The article went on to discuss the ramifications of this decline on the stock price of Hasbro and Mattel.  While the stock price of Hasbro and Mattel doesn’t interest me all that much, what caught my eye was the impact this decline would have on our industry as a whole.

Today, kids don't have the same desires for toys and games that we had when we were younger.  Most wish lists these days are full of hi-tech gadgetry and mobile devices.  So where does this leave the “traditionaltoy and game industry?

Some toy manufacturers and toy retailers are getting in on the trend.
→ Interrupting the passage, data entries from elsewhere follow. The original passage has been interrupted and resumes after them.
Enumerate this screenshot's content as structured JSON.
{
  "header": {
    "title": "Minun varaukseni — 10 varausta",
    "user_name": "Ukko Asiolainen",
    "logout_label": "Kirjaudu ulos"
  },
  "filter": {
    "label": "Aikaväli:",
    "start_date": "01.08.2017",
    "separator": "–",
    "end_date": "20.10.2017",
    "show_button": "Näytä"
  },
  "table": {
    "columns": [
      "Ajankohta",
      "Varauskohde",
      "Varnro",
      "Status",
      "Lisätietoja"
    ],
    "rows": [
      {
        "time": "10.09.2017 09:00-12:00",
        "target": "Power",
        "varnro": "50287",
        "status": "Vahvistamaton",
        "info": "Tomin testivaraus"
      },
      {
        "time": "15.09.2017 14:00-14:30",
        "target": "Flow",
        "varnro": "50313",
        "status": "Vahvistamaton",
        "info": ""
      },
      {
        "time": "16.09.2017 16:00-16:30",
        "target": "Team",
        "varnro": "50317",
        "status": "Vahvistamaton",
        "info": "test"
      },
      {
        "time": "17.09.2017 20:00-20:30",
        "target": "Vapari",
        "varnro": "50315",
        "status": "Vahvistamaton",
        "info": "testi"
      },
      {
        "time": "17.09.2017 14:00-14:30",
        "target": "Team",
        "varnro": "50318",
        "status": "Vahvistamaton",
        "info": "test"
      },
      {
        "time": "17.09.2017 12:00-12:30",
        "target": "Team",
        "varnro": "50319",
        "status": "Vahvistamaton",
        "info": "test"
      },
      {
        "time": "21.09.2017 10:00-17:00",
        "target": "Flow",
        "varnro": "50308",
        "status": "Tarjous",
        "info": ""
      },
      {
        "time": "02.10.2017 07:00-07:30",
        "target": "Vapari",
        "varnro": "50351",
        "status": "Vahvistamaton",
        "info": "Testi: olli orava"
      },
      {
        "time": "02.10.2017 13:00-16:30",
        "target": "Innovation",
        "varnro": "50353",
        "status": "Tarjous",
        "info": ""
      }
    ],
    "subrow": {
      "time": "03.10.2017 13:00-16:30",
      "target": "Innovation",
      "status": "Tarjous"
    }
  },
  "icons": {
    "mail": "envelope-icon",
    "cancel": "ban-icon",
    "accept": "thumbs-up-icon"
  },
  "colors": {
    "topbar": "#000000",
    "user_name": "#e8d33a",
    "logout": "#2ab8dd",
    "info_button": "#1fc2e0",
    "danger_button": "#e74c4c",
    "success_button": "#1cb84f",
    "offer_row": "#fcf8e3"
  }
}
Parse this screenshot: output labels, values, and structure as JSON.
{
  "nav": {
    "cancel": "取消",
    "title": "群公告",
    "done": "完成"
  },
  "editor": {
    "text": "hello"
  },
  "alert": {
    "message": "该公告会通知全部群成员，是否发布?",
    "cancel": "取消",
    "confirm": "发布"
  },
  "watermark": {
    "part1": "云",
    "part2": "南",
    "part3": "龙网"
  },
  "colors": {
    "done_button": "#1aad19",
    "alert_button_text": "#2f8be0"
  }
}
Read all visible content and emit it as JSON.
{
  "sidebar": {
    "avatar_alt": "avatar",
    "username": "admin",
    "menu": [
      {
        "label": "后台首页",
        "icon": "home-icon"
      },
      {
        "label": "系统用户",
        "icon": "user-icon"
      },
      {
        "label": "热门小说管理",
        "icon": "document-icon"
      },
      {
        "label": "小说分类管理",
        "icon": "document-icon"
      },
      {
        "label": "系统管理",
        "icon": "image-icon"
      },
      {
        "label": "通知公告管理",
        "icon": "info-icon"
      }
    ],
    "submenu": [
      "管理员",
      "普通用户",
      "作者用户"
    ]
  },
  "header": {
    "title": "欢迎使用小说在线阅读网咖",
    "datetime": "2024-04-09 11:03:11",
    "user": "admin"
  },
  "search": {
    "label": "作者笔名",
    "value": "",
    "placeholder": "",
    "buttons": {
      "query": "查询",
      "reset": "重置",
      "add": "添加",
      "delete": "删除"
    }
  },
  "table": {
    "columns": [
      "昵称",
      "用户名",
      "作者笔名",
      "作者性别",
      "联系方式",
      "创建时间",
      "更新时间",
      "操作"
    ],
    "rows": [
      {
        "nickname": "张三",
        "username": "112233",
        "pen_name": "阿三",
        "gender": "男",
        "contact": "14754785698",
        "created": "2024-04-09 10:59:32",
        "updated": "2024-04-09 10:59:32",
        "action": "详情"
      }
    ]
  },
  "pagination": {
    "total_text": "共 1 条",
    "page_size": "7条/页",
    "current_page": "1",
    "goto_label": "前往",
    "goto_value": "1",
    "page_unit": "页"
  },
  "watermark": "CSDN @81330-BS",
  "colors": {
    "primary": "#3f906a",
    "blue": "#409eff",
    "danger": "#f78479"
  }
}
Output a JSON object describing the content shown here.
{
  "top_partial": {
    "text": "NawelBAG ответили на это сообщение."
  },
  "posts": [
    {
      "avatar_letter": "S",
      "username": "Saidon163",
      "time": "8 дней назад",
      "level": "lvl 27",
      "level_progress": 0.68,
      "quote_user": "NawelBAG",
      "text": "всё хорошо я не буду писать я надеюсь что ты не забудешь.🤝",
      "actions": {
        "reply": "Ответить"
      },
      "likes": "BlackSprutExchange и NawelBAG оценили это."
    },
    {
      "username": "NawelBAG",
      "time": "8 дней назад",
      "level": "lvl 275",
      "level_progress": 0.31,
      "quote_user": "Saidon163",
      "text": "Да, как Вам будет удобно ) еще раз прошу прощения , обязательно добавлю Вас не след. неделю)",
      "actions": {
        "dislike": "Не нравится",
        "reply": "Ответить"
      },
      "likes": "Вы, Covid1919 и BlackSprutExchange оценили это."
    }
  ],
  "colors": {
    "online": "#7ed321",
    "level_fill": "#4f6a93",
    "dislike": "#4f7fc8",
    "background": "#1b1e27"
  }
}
Toys ‘R’ Us recently introduced a low-cost tablet called the Tabeo.  The Tabeo comes preloaded with dozens of games and learning apps.  Hasbro and many other companies are going hi-tech, converting their traditional games and toys to mobile apps and other electronic forms.

Of course, some toy manufacturers and toy retailers are throwing in the towel.  Every year, the number of suppliers exhibiting at the New York Toy Fair declines.  Every year, we have fewer toy retailers to sell to, as more retailers shut their doors and fewer new doors are opened.

However, most toy manufacturers and toy retailers have recognized this shift and have adapted accordingly.  Not by going hi-tech and not by throwing in the towel, but simply by recognizing this shift and by adapting accordingly.  Whether this means new marketing strategies, developing new products that consumers actually want, or other such organizational changes, there are still lots of opportunities for “traditional” toy and game companies.  The toy industry in North America is still worth over $20 billionSince 1998, our revenue at Outset Media has grown every single year with the exception of 2011.  Indeed, our revenue is up nearly 25% this year alone.

Many parents and grandparents understand the value of “traditional toys and games.  The social interaction that people have when playing board games cannot be replaced by electronic gadgetry.  The tactile benefits of playing with toys simply are better for kids than staring at computer screens.

Yes, the industry is shrinking.  But, the industry is still large, and there are plenty of opportunities for companies that are making products that today’s parent and grandparents want for their kids.  The companies that will survive are the ones that are proactive and persevere.  The days of simply opening a business and expecting customers to come are gone!